SUPPLIED MATERIAL

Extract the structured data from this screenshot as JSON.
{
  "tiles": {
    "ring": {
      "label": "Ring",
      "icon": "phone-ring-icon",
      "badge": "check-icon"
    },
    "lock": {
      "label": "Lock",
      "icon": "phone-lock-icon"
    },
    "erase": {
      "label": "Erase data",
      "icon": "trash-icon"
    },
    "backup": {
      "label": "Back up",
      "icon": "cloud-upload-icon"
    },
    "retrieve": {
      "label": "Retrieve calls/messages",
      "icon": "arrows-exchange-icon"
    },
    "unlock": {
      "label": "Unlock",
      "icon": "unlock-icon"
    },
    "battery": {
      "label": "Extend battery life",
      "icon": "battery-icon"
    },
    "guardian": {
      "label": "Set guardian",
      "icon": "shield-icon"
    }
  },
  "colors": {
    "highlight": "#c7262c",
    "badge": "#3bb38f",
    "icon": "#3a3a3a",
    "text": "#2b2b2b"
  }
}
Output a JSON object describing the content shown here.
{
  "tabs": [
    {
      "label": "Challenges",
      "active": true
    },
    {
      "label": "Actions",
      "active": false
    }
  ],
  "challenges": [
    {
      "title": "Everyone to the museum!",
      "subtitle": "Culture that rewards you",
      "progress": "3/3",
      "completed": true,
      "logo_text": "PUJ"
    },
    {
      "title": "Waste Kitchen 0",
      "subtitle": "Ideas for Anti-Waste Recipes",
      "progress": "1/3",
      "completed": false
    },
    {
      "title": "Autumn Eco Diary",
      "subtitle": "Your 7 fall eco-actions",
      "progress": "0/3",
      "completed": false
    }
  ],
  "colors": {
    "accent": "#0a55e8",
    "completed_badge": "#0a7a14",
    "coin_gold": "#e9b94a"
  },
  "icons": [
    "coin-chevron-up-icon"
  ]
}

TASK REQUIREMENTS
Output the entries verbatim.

RESPONSE TO THIS TASK
Extract the structured data from this screenshot as JSON.
{
  "tiles": {
    "ring": {
      "label": "Ring",
      "icon": "phone-ring-icon",
      "badge": "check-icon"
    },
    "lock": {
      "label": "Lock",
      "icon": "phone-lock-icon"
    },
    "erase": {
      "label": "Erase data",
      "icon": "trash-icon"
    },
    "backup": {
      "label": "Back up",
      "icon": "cloud-upload-icon"
    },
    "retrieve": {
      "label": "Retrieve calls/messages",
      "icon": "arrows-exchange-icon"
    },
    "unlock": {
      "label": "Unlock",
      "icon": "unlock-icon"
    },
    "battery": {
      "label": "Extend battery life",
      "icon": "battery-icon"
    },
    "guardian": {
      "label": "Set guardian",
      "icon": "shield-icon"
    }
  },
  "colors": {
    "highlight": "#c7262c",
    "badge": "#3bb38f",
    "icon": "#3a3a3a",
    "text": "#2b2b2b"
  }
}
Output a JSON object describing the content shown here.
{
  "tabs": [
    {
      "label": "Challenges",
      "active": true
    },
    {
      "label": "Actions",
      "active": false
    }
  ],
  "challenges": [
    {
      "title": "Everyone to the museum!",
      "subtitle": "Culture that rewards you",
      "progress": "3/3",
      "completed": true,
      "logo_text": "PUJ"
    },
    {
      "title": "Waste Kitchen 0",
      "subtitle": "Ideas for Anti-Waste Recipes",
      "progress": "1/3",
      "completed": false
    },
    {
      "title": "Autumn Eco Diary",
      "subtitle": "Your 7 fall eco-actions",
      "progress": "0/3",
      "completed": false
    }
  ],
  "colors": {
    "accent": "#0a55e8",
    "completed_badge": "#0a7a14",
    "coin_gold": "#e9b94a"
  },
  "icons": [
    "coin-chevron-up-icon"
  ]
}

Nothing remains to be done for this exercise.